"Outstanding political fantasy. Eduardo Rabasa has written a futuristic novel set in the present; its inventiveness is not based on new technologies but rather on new kinds of relationships." -- Juan Villoro
A hilarious satire and universal exploration of the origins of power and corruption. A Zero-Sum Game uses the highly-charged election for the presidency of a residents' committee and the influence of a powerful stranger to both expose those in power and to sympathize with individuals who find themselves caught in the paradox of empowerment and impotence that is modern consumer society and the democratic state.
Eduardo Rabasa is the founding editorial director of Sexto Piso, Mexico's most prominent independent publishing house, and was selected to the Hay Festival's Mexico20 list of the greatest Mexican authors under the age of forty.
About the Author

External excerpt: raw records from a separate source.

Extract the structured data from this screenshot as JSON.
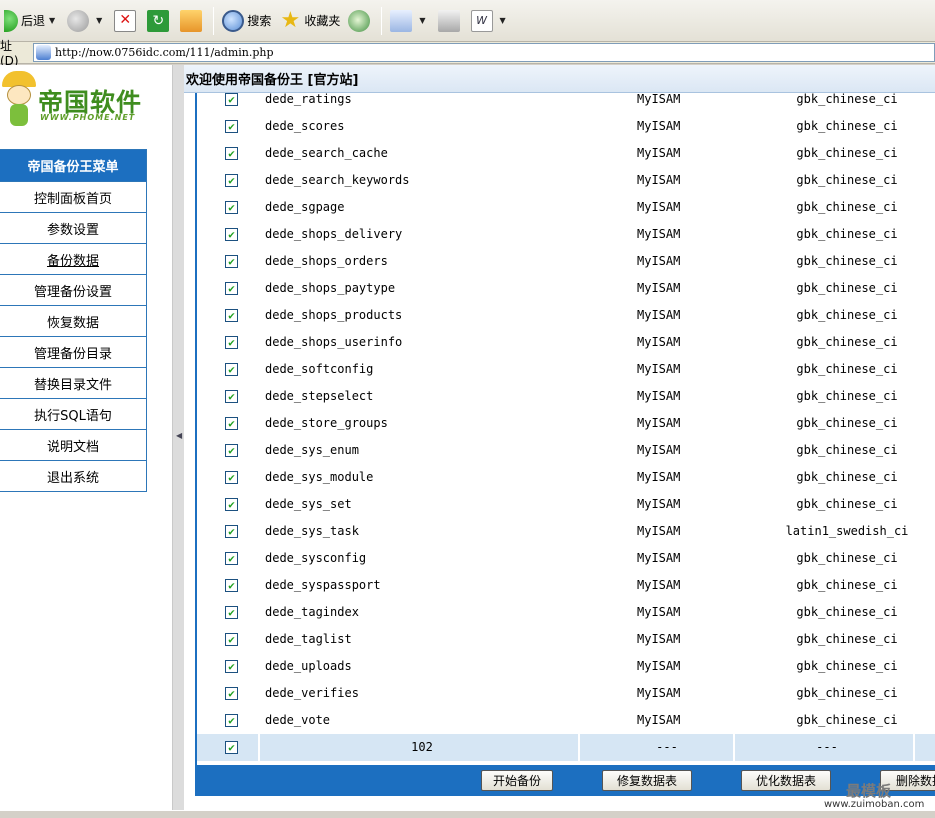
{
  "toolbar": {
    "back_label": "后退",
    "search_label": "搜索",
    "favorites_label": "收藏夹"
  },
  "address": {
    "label": "址 (D)",
    "url": "http://now.0756idc.com/111/admin.php"
  },
  "logo": {
    "text": "帝国软件",
    "url": "WWW.PHOME.NET"
  },
  "menu": {
    "title": "帝国备份王菜单",
    "items": [
      "控制面板首页",
      "参数设置",
      "备份数据",
      "管理备份设置",
      "恢复数据",
      "管理备份目录",
      "替换目录文件",
      "执行SQL语句",
      "说明文档",
      "退出系统"
    ]
  },
  "main": {
    "header": "欢迎使用帝国备份王 [官方站]"
  },
  "tables": [
    {
      "name": "dede_ratings",
      "engine": "MyISAM",
      "collation": "gbk_chinese_ci",
      "checked": "✔"
    },
    {
      "name": "dede_scores",
      "engine": "MyISAM",
      "collation": "gbk_chinese_ci",
      "checked": "✔"
    },
    {
      "name": "dede_search_cache",
      "engine": "MyISAM",
      "collation": "gbk_chinese_ci",
      "checked": "✔"
    },
    {
      "name": "dede_search_keywords",
      "engine": "MyISAM",
      "collation": "gbk_chinese_ci",
      "checked": "✔"
    },
    {
      "name": "dede_sgpage",
      "engine": "MyISAM",
      "collation": "gbk_chinese_ci",
      "checked": "✔"
    },
    {
      "name": "dede_shops_delivery",
      "engine": "MyISAM",
      "collation": "gbk_chinese_ci",
      "checked": "✔"
    },
    {
      "name": "dede_shops_orders",
      "engine": "MyISAM",
      "collation": "gbk_chinese_ci",
      "checked": "✔"
    },
    {
      "name": "dede_shops_paytype",
      "engine": "MyISAM",
      "collation": "gbk_chinese_ci",
      "checked": "✔"
    },
    {
      "name": "dede_shops_products",
      "engine": "MyISAM",
      "collation": "gbk_chinese_ci",
      "checked": "✔"
    },
    {
      "name": "dede_shops_userinfo",
      "engine": "MyISAM",
      "collation": "gbk_chinese_ci",
      "checked": "✔"
    },
    {
      "name": "dede_softconfig",
      "engine": "MyISAM",
      "collation": "gbk_chinese_ci",
      "checked": "✔"
    },
    {
      "name": "dede_stepselect",
      "engine": "MyISAM",
      "collation": "gbk_chinese_ci",
      "checked": "✔"
    },
    {
      "name": "dede_store_groups",
      "engine": "MyISAM",
      "collation": "gbk_chinese_ci",
      "checked": "✔"
    },
    {
      "name": "dede_sys_enum",
      "engine": "MyISAM",
      "collation": "gbk_chinese_ci",
      "checked": "✔"
    },
    {
      "name": "dede_sys_module",
      "engine": "MyISAM",
      "collation": "gbk_chinese_ci",
      "checked": "✔"
    },
    {
      "name": "dede_sys_set",
      "engine": "MyISAM",
      "collation": "gbk_chinese_ci",
      "checked": "✔"
    },
    {
      "name": "dede_sys_task",
      "engine": "MyISAM",
      "collation": "latin1_swedish_ci",
      "checked": "✔"
    },
    {
      "name": "dede_sysconfig",
      "engine": "MyISAM",
      "collation": "gbk_chinese_ci",
      "checked": "✔"
    },
    {
      "name": "dede_syspassport",
      "engine": "MyISAM",
      "collation": "gbk_chinese_ci",
      "checked": "✔"
    },
    {
      "name": "dede_tagindex",
      "engine": "MyISAM",
      "collation": "gbk_chinese_ci",
      "checked": "✔"
    },
    {
      "name": "dede_taglist",
      "engine": "MyISAM",
      "collation": "gbk_chinese_ci",
      "checked": "✔"
    },
    {
      "name": "dede_uploads",
      "engine": "MyISAM",
      "collation": "gbk_chinese_ci",
      "checked": "✔"
    },
    {
      "name": "dede_verifies",
      "engine": "MyISAM",
      "collation": "gbk_chinese_ci",
      "checked": "✔"
    },
    {
      "name": "dede_vote",
      "engine": "MyISAM",
      "collation": "gbk_chinese_ci",
      "checked": "✔"
    }
  ],
  "totals": {
    "checked": "✔",
    "count": "102",
    "dash1": "---",
    "dash2": "---"
  },
  "actions": {
    "start_backup": "开始备份",
    "repair_tables": "修复数据表",
    "optimize_tables": "优化数据表",
    "delete_data": "删除数据"
  },
  "watermark": {
    "main": "最模板",
    "sub": "www.zuimoban.com"
  },
  "colors": {
    "accent": "#1c6fc0",
    "total_row_bg": "#d6e6f4",
    "check": "#21a121"
  }
}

Eduardo Rabasa studied political science at Mexico's National University (UNAM), where he graduated with a thesis on the concept of power in the work of George Orwell. He writes a weekly column for the national newspaper Milenio, and has translated books of authors like Morris Berman, George Orwell and W. Somerset Maugham. In 2002 he co-founded Sexto Piso, recognized as one of Mexico's leading independent publishers, where he currently serves as editorial director. A Zero-Sum Game is his debut novel, published in Mexico by Surplus Ediciones (Sur+), in Spain by Pepitas de calabaza, in Argentina by Godot Ediciones, in France by Editions Piranha, and in the US by Deep Vellum. In 2015, he was selected among the best 20 young Mexican contemporary authors in the Hay Festival's Mexico20 project. Christina MacSweeney is a literary translator specializing in Latin American fiction. Her translations of Valeria Luiselli's works were published by Granta and Coffee House Press in 2012 and 2013 and 2015 respectively; her translation of Luiselli's Faces in the Crowd was a finalist for the Best Translated Book Award in 2015, and The Story of My Teeth was a finalist for the same award in 2016, and won the Los Angeles Times Fiction Prize. Her work has also appeared in the anthologies Mexico20, and Lunatics, Lovers and Poets: Twelve Stories after Cervantes and Shakespeare (And Other Stories, 2016). Her most recent published translation, Daniel Saldana Paris's Among Strange Victims, was published by Coffee House Press in spring 2016, and a short story, "Pinata," by the same author was included in the 2016 National Translation Month publications.